York Times editorial board member who rose to infamy for
using Twitter to engage in racist diatribes against white people.
described whites as “groveling goblins” who “mark up the internet with
their opinions like dogs pissing on fire hydrants,” and boasted of
feeling “joy” when being “cruel to old white men.” Not only did Twitter
decline to ban her for hate speech, they didn’t even ask her to delete
the offending tweets. And then they verified her — after her
tweets became the subject of international attention.
power imbalance on the most influential technology platforms on the
internet is sure to have an impact on the midterm elections. One side of
politics is allowed to mobilize online without being impeded, while the
other is not.
over a year, Democrats and the mainstream media have been caterwauling
about Russian social media interference in the 2016 election. Yet, as
even the Washington
Post admitted, Russia spent a minuscule
sum on Facebook ads in 2016. Voters observing
the ads, according to research conducted by an academic who is no fan of
unlikely to have been affected. If Russia’s goal was to sow panic
in American politics then they’ve succeeded, largely thanks to the
Democrats. But direct influence on voters? Not so much.
real attempt to bias the outcome of an election hasn’t come from beyond
America’s borders, but from the San Francisco Bay Area. Shamed by
Democrats and the Media for “letting
Trump win” in 2016, social media companies have
responded by utterly crippling the ability of the president’s supporters
to organize on the web.
libertarians say “build your own platforms” — but replacing even if
replacing Google, Twitter, and Facebook were possible (and that’s unlikely),
it’s a project that would take many years, possibly over a decade, to
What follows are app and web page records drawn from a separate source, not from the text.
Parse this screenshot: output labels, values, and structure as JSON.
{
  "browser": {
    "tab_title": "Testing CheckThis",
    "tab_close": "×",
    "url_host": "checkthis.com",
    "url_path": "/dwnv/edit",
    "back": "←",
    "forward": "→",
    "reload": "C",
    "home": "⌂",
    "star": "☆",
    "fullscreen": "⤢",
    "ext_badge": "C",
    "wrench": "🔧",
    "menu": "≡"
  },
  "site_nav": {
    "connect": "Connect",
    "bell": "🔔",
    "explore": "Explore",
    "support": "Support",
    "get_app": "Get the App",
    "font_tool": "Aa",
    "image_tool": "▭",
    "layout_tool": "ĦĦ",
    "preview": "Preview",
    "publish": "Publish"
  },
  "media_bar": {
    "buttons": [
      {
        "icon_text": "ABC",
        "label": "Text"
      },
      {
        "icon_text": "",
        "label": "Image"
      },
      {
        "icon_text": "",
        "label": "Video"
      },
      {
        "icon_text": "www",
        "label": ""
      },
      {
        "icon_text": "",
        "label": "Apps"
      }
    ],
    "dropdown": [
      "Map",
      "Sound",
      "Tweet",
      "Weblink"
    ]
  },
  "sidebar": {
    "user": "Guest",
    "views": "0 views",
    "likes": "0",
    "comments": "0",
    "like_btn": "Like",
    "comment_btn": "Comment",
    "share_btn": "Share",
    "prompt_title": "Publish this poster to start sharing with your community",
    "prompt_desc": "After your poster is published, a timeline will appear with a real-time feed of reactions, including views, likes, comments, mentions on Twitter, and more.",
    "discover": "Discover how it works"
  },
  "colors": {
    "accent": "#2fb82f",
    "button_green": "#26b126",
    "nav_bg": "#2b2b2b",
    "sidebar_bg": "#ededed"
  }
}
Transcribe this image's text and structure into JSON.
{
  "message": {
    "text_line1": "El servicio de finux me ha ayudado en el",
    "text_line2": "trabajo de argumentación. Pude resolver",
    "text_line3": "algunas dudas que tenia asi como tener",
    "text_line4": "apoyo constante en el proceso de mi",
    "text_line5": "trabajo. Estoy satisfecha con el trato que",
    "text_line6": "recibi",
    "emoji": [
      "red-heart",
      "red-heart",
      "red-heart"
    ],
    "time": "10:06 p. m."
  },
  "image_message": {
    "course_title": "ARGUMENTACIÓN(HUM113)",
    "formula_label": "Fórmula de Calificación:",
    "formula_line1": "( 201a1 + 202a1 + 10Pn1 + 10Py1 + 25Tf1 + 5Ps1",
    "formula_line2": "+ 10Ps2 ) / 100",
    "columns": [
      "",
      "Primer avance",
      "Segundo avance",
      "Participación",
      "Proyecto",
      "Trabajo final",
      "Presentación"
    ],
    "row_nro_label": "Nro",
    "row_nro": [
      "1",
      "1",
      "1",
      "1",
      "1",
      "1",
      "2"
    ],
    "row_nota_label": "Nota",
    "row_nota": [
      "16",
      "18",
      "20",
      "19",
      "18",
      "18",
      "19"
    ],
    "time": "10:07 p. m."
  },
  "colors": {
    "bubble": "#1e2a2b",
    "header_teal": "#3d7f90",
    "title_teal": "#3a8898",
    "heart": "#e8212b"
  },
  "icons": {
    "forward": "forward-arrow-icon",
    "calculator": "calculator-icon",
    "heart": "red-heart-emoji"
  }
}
complete. How many election cycles could Silicon Valley influence by
campaign manager Brad Parscale, who masterminded the president’s digital
operations in 2020, understands the problem. In an op-ed for
Examiner last week, Parscale says “big tech is
becoming big brother.”
we are seeing in Big Tech is the inherent totalitarian impulse of the
Left come into full focus,” writes Parscale. “The Left is losing at the
ballot box, and there are some signs it is starting to lose the culture
war too. The free and open Internet has been indispensable in spreading
conservative ideas, and it was indispensable in getting Donald Trump
elected president — and now the Left wishes to destroy it.”
they want to save themselves, the rest of the Republican party must
realize that the tech giants that have come to dominate so much of our
not the same as Christian bakers, and are crying out for
regulation. Now is not the time for free-market platitudes. Democracy
itself is at risk.
Bokhari is the senior technology correspondent at Breitbart News.
You can follow him on
Twitter, Gab.ai and add
him on Facebook. Email tips and suggestions to firstname.lastname@example.org.